year’s events will be singing in the National Concert Hall in June.We have also entered the Sligo Choral Festival. As we say in school, you can never have too many trophies on the shelf! In a fit of madness last year I was elected as the Chairperson for the choir – at the time, in my innocence I looked forward to being a spokesperson for such a wonderful group. Very soon I realised I had just become a Principal of another type of school – suddenly my Tuesday night of fun was now filled with politics, moaning, problem-solving and organising. How did I let that happen!? Although I loved the public role and relish any chance to make a speech, I learnt a real life lesson. Sometimes we really do just need to switch off. And so I served my term and delightfully handed the role on to my best friend (I’m getting one less present this Christmas!) and went back to doing what I enjoyed most – singing. Already this year I look forward to Tuesday nights – I meet my friends, always tell them school is wonderful and then get on with the singing. It’s a chance to be myself and not to have to sort out anyone else’s problems. I can forget the stressful situations and for those few hours have a ball. Mind you, switching off is not so easy. Apparently we now need someone to source a new men’s uniform – guess who got landed with that job!

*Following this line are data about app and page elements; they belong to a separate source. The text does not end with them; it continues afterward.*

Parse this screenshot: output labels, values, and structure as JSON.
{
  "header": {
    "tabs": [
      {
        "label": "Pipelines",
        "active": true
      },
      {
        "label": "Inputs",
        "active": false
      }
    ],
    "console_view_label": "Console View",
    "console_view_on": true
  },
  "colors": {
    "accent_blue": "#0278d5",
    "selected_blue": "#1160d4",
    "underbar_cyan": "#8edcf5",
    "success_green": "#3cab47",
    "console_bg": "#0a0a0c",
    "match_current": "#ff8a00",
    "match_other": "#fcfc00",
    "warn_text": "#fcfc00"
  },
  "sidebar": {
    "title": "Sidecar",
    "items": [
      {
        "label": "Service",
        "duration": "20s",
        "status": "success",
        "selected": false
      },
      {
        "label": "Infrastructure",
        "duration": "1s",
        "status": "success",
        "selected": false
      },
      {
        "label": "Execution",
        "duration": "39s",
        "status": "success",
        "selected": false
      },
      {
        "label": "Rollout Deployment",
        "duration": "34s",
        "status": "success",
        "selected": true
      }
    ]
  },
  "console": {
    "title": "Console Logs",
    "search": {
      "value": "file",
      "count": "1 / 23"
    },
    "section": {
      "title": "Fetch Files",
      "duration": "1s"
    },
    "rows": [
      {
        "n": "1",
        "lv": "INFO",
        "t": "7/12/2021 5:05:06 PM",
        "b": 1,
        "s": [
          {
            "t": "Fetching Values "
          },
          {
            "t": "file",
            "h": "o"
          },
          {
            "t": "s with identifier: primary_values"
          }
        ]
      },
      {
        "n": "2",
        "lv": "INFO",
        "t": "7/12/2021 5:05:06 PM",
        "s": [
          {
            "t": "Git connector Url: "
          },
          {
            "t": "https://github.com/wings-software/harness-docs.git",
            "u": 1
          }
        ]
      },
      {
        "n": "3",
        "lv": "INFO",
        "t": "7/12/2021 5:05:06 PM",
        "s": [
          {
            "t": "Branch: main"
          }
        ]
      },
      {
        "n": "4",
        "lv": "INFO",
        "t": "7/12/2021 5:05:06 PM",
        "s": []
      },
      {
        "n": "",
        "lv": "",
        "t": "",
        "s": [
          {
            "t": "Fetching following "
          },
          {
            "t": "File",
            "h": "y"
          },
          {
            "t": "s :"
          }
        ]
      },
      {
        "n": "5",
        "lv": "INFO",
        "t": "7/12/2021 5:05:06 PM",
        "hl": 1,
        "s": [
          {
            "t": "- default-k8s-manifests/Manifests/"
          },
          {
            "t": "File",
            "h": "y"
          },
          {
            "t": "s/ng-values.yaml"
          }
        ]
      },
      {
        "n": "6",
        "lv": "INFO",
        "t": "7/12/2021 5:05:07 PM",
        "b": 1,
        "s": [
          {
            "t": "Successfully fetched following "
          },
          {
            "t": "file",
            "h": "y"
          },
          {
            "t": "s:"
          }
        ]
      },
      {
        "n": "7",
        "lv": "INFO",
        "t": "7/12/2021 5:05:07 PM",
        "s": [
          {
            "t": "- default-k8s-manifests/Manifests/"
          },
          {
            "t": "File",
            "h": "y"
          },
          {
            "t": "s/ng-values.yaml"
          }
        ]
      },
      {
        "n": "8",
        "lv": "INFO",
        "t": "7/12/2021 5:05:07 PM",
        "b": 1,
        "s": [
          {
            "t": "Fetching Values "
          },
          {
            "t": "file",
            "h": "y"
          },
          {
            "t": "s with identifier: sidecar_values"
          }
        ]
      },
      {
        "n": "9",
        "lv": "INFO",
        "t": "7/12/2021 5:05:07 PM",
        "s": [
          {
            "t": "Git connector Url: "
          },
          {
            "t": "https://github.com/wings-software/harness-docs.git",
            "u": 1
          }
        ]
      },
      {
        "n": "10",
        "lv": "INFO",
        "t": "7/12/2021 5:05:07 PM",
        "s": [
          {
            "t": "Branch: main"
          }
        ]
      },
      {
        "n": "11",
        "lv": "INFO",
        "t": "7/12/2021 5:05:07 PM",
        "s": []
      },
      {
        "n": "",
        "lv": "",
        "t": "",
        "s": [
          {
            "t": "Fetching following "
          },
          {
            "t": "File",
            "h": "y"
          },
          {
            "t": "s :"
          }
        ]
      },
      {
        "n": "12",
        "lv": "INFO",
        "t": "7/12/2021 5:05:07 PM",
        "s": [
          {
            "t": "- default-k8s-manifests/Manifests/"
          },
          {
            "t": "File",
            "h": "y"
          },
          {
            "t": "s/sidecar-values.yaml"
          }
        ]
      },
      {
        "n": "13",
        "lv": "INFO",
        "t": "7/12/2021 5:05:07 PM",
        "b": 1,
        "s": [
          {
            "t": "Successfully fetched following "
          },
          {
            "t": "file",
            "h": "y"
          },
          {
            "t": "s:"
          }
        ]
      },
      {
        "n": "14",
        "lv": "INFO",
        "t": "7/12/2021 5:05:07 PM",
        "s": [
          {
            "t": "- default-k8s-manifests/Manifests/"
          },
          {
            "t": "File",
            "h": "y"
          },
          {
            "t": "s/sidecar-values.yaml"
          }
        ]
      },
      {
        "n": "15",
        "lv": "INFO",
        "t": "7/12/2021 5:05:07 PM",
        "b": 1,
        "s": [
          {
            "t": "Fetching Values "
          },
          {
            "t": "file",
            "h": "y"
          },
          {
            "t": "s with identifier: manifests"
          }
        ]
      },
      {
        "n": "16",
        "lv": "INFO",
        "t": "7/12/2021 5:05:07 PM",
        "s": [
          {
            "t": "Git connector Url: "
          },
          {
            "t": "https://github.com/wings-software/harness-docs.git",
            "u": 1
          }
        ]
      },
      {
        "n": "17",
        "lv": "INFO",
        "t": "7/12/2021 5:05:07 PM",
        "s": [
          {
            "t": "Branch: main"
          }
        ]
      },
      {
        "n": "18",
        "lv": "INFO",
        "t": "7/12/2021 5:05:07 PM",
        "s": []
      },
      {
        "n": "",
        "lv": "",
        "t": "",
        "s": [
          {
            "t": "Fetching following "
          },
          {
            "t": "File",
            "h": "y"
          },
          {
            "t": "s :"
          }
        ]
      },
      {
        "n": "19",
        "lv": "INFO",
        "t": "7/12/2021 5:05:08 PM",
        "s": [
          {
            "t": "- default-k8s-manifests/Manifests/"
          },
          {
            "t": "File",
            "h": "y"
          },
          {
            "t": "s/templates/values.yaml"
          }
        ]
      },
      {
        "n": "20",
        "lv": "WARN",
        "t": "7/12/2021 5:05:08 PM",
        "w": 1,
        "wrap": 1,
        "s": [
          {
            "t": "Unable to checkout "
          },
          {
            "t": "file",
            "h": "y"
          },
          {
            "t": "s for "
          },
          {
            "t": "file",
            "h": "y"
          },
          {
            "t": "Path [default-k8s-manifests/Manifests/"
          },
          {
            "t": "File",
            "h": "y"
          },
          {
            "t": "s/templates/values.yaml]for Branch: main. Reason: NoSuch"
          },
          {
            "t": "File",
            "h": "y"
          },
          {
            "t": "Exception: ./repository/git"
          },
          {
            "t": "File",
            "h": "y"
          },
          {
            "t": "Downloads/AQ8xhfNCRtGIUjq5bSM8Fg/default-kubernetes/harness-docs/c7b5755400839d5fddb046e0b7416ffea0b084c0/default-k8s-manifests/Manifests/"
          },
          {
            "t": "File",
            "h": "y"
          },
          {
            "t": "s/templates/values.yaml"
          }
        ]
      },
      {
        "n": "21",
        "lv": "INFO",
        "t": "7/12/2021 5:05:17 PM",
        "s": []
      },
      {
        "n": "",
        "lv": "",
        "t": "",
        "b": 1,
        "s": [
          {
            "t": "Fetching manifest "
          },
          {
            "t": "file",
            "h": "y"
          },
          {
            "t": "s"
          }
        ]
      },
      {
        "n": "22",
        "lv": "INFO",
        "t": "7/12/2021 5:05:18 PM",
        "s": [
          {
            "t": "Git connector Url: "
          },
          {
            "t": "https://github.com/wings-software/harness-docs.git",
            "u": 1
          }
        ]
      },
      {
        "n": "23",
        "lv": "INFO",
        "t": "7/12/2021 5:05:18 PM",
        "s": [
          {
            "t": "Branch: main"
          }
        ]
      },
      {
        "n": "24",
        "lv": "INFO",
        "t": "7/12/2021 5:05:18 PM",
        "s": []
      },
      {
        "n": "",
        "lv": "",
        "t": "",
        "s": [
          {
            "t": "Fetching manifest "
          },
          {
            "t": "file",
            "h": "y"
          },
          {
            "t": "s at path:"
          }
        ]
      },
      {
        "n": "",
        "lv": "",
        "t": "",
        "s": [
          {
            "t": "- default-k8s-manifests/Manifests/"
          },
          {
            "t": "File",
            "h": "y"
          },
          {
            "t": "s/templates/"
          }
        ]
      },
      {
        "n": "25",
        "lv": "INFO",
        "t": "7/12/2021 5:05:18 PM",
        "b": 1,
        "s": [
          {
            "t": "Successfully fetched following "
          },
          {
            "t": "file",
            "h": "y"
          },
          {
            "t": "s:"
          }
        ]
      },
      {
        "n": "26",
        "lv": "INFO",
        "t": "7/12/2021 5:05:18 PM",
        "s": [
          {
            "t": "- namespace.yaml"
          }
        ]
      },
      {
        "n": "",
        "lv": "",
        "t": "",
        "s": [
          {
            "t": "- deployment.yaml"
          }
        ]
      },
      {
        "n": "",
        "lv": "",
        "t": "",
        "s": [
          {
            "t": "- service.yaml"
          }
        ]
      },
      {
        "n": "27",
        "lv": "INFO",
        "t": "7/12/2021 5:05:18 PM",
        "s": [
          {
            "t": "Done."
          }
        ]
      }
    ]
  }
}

Certainly as the saying goes “Life is what happens while you are busy making other plans!” And so, last September I started as Principal of a 12-teacher school.The very steep learning curve began! Thinking I could take a year to settle in and find my feet, you can imagine the surprise when we were informed that we were to also have a WSE!! Thankfully my VHI was fully paid up and I felt confident that we as a school would be ready. Truth be told, we all got on fine and emerged all the better for it. NEVER MIND THE BIG SWITCH – IT’S TIME TO SWITCH OFF! Looking back now over the past year it’s hard to believe that so much has happened. As we all know,being a Principal is one of those roles that you truly never know what is going to greet you when you arrive in the morning. So what about a work/life balance? With so much going on in my life how do I “switch off ”? Well, for me personally rather than switch off, I like to switch on to something else. I like to sing! Music has always been a huge passion of mine and I have always been involved in organisations singing or conducting at some point.About 5 years ago I joined Glória Choir and,without fail,every Tuesday night we meet to sing.We have a group of about 50 members from all walks of life and the great thing is that when you go in the door to rehearsal you can just forget all the troubles you have had that day. We are all familiar with the phrase that singing is good for the soul. I challenge anyone to sing “The Rhythm of Life” with 50 people and not feel good after it! 15 years ago Glória was originally set up as a small choir to promote a positive setting for gay and lesbian people of Dublin. From that small acorn we have now travelled across Ireland and further afield, competed in Montreal and Miami in world music festivals, and, just as important, jumping on the bus to head to the Cork Choral festival or the New Ross Choral festival. This year is our 15th anniversary and the highlight of the PAG E 2 7


Leadership+ Issue 53 November 2009  
Leadership+ Issue 53 November 2009